Yet ASEAN cannot afford to be complacent. In some cases, the very attributes that are cited as having contributed to the UK’s referendum result are being used to justify assumptions that ASEAN will not follow a similar fate. Debates about Brexit reflected perceptions of the EU as an elite-driven and out-of-touch organization, and that it is either too intrusive, or not relevant to people’s lives. There was also a reported wave of regret that came over many British voters who had voted to leave; and the surge of google searches for “what is the EU?” after the referendum pointed to low awareness and understanding of the EU in the UK.

The EU’s perceived irrelevance, although stemming from different sources than ASEAN’s in some respects, was a major driver of calls for a British exit from the EU. Yet the losses that the UK will incur on leaving will have a deep impact on students, non-UK citizens, as well as trade and investment. The UK will be exiting a complex and largely advantageous set of trading relationships and access to a close market of some half a billion people.

On reflection, Brexit may well have the effect of Asian regional arrangements further strengthening their self-help mechanisms, such as those already in place with the ASEAN+3 (Japan, China, South Korea), such as the Chiang Mai Initiative Multilateralization (CMIM) and the ASEAN+3 Macroeconomic and Research Office (AMRO). A further consideration is trade deals such as the Regional Comprehensive Economic Partnership (RCEP), which has potentially already been given a boost on account of U.S. President Donald Trump’s withdrawal from the Trans-Pacific Partnership. The RCEP could well be further strengthened as a means to bypass European unpredictability and to defend Asian markets from U.S. protectionism and volatility. It is to be hoped that there will not be expressions of reservations towards free trade within Asia as a consequence of events in Europe, and for that matter, the United States. However, the recent Japan-EU free trade deal, as well as other EU trade agreements in the region, are a sign that countries are taking advantage of the vacuum left by the United States, rather than following suit.

Unless the UK moves to join ASEAN-led fora, it is likely to lose strategic leverage within the region. Once it leaves the EU, the UK would need to apply (if it wishes, which is likely) for a form of dialogue partnership with ASEAN — as currently this is only ensured through the EU. Britain may then wish to seek membership of ASEAN-led fora such as the ARF, of which the EU is currently a member, and possibly the EAS (to which the EU has been invited as a guest to the next meeting, but not yet as a member, despite strong EU lobbying) and the ASEAN Defence Ministers Plus Meetings, to which the EU may eventually gain membership.

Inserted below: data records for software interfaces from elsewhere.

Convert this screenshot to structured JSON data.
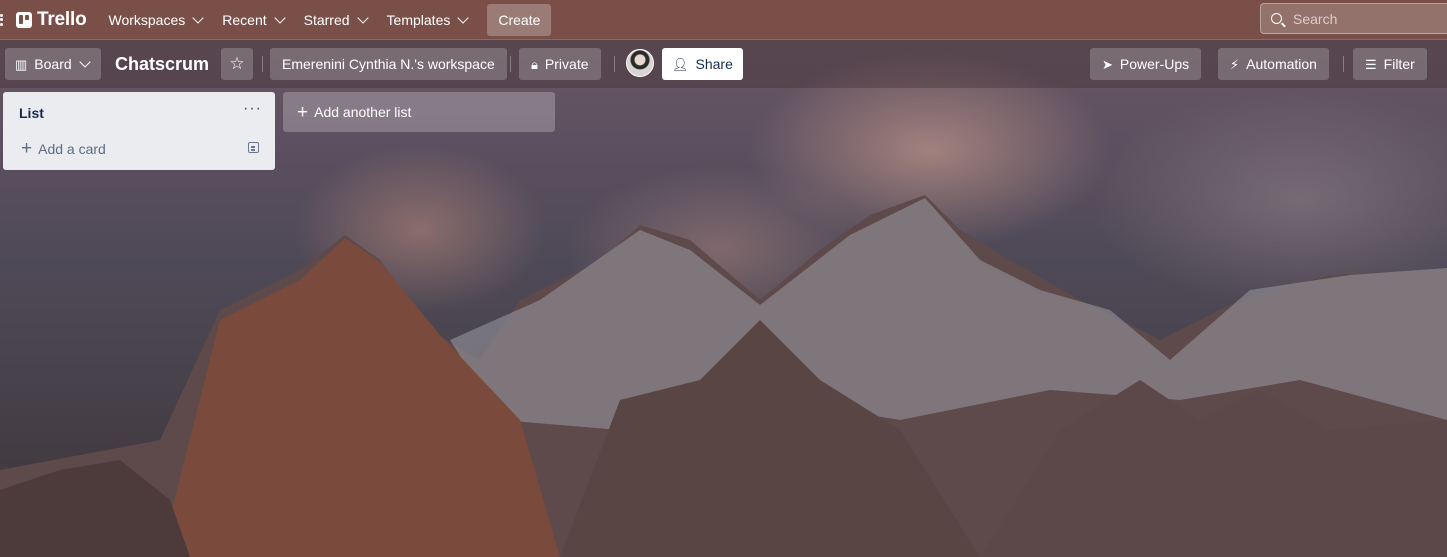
{
  "topnav": {
    "brand": "Trello",
    "menus": [
      "Workspaces",
      "Recent",
      "Starred",
      "Templates"
    ],
    "create_label": "Create",
    "search_placeholder": "Search"
  },
  "board": {
    "view_label": "Board",
    "title": "Chatscrum",
    "workspace_label": "Emerenini Cynthia N.'s workspace",
    "visibility_label": "Private",
    "share_label": "Share",
    "powerups_label": "Power-Ups",
    "automation_label": "Automation",
    "filter_label": "Filter"
  },
  "lists": [
    {
      "title": "List",
      "add_card_label": "Add a card"
    }
  ],
  "add_list_label": "Add another list",
  "colors": {
    "nav_bg": "#7a4f48",
    "list_bg": "#ebecf0",
    "text_dark": "#172b4d"
  }
}
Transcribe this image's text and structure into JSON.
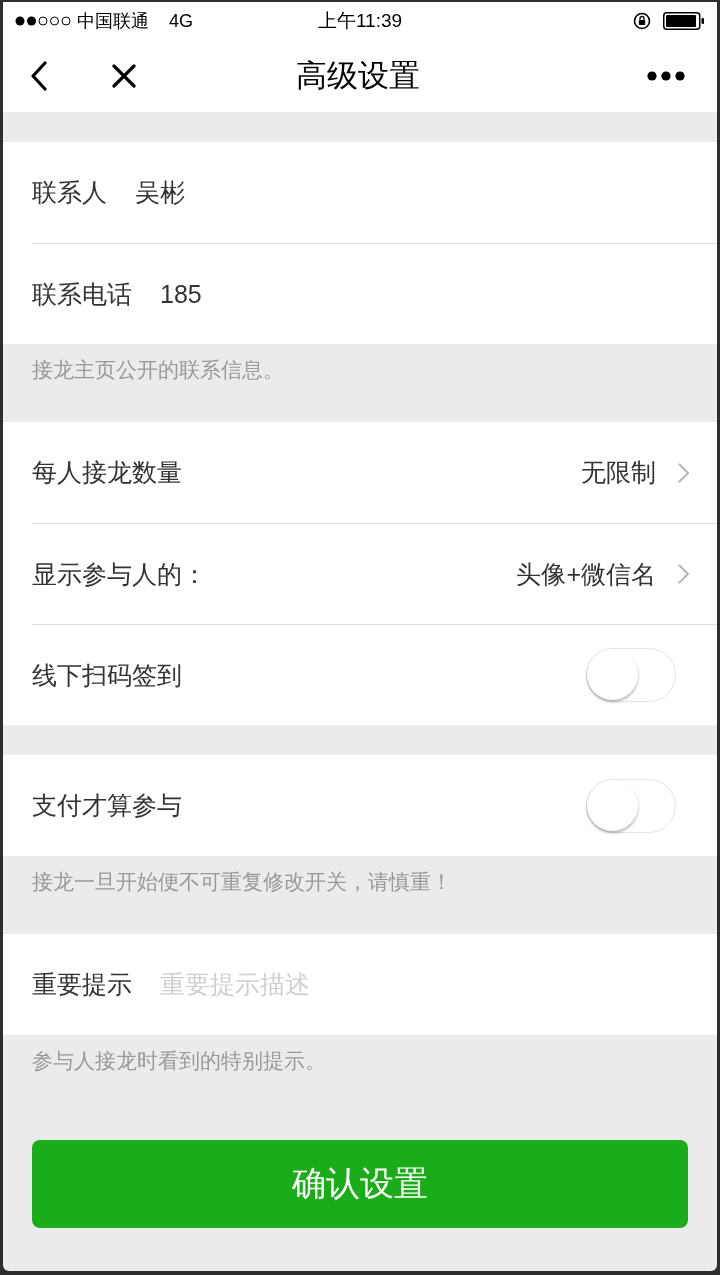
{
  "status_bar": {
    "carrier": "中国联通",
    "network": "4G",
    "time": "上午11:39"
  },
  "nav_bar": {
    "title": "高级设置"
  },
  "sections": [
    {
      "rows": [
        {
          "kind": "field",
          "label": "联系人",
          "value": "吴彬"
        },
        {
          "kind": "field",
          "label": "联系电话",
          "value": "185"
        }
      ],
      "note": "接龙主页公开的联系信息。"
    },
    {
      "rows": [
        {
          "kind": "select",
          "label": "每人接龙数量",
          "value": "无限制"
        },
        {
          "kind": "select",
          "label": "显示参与人的：",
          "value": "头像+微信名"
        },
        {
          "kind": "switch",
          "label": "线下扫码签到",
          "on": false
        }
      ]
    },
    {
      "rows": [
        {
          "kind": "switch",
          "label": "支付才算参与",
          "on": false
        }
      ],
      "note": "接龙一旦开始便不可重复修改开关，请慎重！"
    },
    {
      "rows": [
        {
          "kind": "field",
          "label": "重要提示",
          "placeholder": "重要提示描述"
        }
      ],
      "note": "参与人接龙时看到的特别提示。"
    }
  ],
  "confirm_button": {
    "label": "确认设置"
  }
}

Will this mean that the effect of the UK’s exit from the EU could actually bolster ASEAN’s centrality and its influence on potential trade and strategic partners? Or are we looking at the possibility of an eventual more tailored ASEAN partnership with the UK outside of the EU – one that could constitute a win-win situation for both the UK and ASEAN? Either way, ASEAN is in an opportune position to assert its regional leadership towards the UK after Brexit.

Without doubt, there will be a strange situation in the form of a vacuum in cooperation between ASEAN and the UK as they each recalibrate their relationship and as the UK and the world awaits the result of the UK’s negotiations with the EU’s 27 member states and institutions. ASEAN and Southeast Asian regionalism may not be overly affected negatively or positively by the UK’s exit from the EU, but ASEAN would be remiss not to reflect on Brexit seriously, and consider how it will engage with “Global Britain” in the future. It is also an opportunity to reconsider whether ASEAN regional cooperation might provide increased benefits for its citizens, given the example set by British citizens’ disenchantment with the EU.

Laura Allison-Reumann is a research associate at Nanyang Technological University in Singapore.

Philomena Murray is a professor in the School of Social and Political Sciences at the University of Melbourne.